= Exercise instructions =
Complete, exact copies of all entries are needed.

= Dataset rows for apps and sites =
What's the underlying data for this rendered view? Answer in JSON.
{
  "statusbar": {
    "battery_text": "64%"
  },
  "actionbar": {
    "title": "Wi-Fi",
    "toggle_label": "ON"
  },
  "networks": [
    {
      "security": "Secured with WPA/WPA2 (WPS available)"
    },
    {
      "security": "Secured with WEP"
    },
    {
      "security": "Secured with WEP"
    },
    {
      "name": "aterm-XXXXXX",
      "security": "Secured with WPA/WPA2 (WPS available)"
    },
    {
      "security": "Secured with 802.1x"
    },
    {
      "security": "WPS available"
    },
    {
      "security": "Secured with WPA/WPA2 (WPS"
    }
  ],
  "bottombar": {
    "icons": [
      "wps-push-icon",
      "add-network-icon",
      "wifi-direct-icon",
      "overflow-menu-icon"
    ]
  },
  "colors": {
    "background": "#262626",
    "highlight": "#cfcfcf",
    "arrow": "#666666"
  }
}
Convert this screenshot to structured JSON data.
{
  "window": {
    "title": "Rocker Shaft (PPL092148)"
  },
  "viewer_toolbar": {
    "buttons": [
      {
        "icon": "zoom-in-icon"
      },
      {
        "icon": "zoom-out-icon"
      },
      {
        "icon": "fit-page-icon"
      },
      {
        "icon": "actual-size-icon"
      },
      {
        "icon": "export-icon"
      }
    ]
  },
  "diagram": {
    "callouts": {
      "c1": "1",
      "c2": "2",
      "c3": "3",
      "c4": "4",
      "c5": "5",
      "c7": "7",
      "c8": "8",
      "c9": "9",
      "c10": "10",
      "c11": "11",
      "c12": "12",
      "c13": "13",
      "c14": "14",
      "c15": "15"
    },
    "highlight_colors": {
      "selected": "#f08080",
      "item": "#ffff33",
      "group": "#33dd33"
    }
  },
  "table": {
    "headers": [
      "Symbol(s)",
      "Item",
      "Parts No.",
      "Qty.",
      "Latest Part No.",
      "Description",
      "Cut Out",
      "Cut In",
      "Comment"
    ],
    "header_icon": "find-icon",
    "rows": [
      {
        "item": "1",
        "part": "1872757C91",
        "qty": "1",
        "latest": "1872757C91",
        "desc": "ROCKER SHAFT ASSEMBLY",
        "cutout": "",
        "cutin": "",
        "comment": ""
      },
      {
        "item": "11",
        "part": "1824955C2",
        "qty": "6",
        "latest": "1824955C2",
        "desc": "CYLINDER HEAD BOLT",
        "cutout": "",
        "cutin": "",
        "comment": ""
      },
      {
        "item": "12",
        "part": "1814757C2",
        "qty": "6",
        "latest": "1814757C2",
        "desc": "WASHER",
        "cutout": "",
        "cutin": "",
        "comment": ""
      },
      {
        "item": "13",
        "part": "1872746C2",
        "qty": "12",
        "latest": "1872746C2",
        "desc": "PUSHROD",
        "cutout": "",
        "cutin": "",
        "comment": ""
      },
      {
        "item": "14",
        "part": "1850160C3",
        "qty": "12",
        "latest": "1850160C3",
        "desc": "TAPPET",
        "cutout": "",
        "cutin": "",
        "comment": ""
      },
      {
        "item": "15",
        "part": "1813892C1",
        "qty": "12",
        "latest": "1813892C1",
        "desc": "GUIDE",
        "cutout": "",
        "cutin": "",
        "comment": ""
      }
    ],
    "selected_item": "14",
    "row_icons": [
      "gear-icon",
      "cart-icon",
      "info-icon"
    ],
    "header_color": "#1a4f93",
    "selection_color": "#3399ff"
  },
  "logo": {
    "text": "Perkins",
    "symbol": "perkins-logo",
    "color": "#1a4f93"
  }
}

= Written solution =
What's the underlying data for this rendered view? Answer in JSON.
{
  "statusbar": {
    "battery_text": "64%"
  },
  "actionbar": {
    "title": "Wi-Fi",
    "toggle_label": "ON"
  },
  "networks": [
    {
      "security": "Secured with WPA/WPA2 (WPS available)"
    },
    {
      "security": "Secured with WEP"
    },
    {
      "security": "Secured with WEP"
    },
    {
      "name": "aterm-XXXXXX",
      "security": "Secured with WPA/WPA2 (WPS available)"
    },
    {
      "security": "Secured with 802.1x"
    },
    {
      "security": "WPS available"
    },
    {
      "security": "Secured with WPA/WPA2 (WPS"
    }
  ],
  "bottombar": {
    "icons": [
      "wps-push-icon",
      "add-network-icon",
      "wifi-direct-icon",
      "overflow-menu-icon"
    ]
  },
  "colors": {
    "background": "#262626",
    "highlight": "#cfcfcf",
    "arrow": "#666666"
  }
}
Convert this screenshot to structured JSON data.
{
  "window": {
    "title": "Rocker Shaft (PPL092148)"
  },
  "viewer_toolbar": {
    "buttons": [
      {
        "icon": "zoom-in-icon"
      },
      {
        "icon": "zoom-out-icon"
      },
      {
        "icon": "fit-page-icon"
      },
      {
        "icon": "actual-size-icon"
      },
      {
        "icon": "export-icon"
      }
    ]
  },
  "diagram": {
    "callouts": {
      "c1": "1",
      "c2": "2",
      "c3": "3",
      "c4": "4",
      "c5": "5",
      "c7": "7",
      "c8": "8",
      "c9": "9",
      "c10": "10",
      "c11": "11",
      "c12": "12",
      "c13": "13",
      "c14": "14",
      "c15": "15"
    },
    "highlight_colors": {
      "selected": "#f08080",
      "item": "#ffff33",
      "group": "#33dd33"
    }
  },
  "table": {
    "headers": [
      "Symbol(s)",
      "Item",
      "Parts No.",
      "Qty.",
      "Latest Part No.",
      "Description",
      "Cut Out",
      "Cut In",
      "Comment"
    ],
    "header_icon": "find-icon",
    "rows": [
      {
        "item": "1",
        "part": "1872757C91",
        "qty": "1",
        "latest": "1872757C91",
        "desc": "ROCKER SHAFT ASSEMBLY",
        "cutout": "",
        "cutin": "",
        "comment": ""
      },
      {
        "item": "11",
        "part": "1824955C2",
        "qty": "6",
        "latest": "1824955C2",
        "desc": "CYLINDER HEAD BOLT",
        "cutout": "",
        "cutin": "",
        "comment": ""
      },
      {
        "item": "12",
        "part": "1814757C2",
        "qty": "6",
        "latest": "1814757C2",
        "desc": "WASHER",
        "cutout": "",
        "cutin": "",
        "comment": ""
      },
      {
        "item": "13",
        "part": "1872746C2",
        "qty": "12",
        "latest": "1872746C2",
        "desc": "PUSHROD",
        "cutout": "",
        "cutin": "",
        "comment": ""
      },
      {
        "item": "14",
        "part": "1850160C3",
        "qty": "12",
        "latest": "1850160C3",
        "desc": "TAPPET",
        "cutout": "",
        "cutin": "",
        "comment": ""
      },
      {
        "item": "15",
        "part": "1813892C1",
        "qty": "12",
        "latest": "1813892C1",
        "desc": "GUIDE",
        "cutout": "",
        "cutin": "",
        "comment": ""
      }
    ],
    "selected_item": "14",
    "row_icons": [
      "gear-icon",
      "cart-icon",
      "info-icon"
    ],
    "header_color": "#1a4f93",
    "selection_color": "#3399ff"
  },
  "logo": {
    "text": "Perkins",
    "symbol": "perkins-logo",
    "color": "#1a4f93"
  }
}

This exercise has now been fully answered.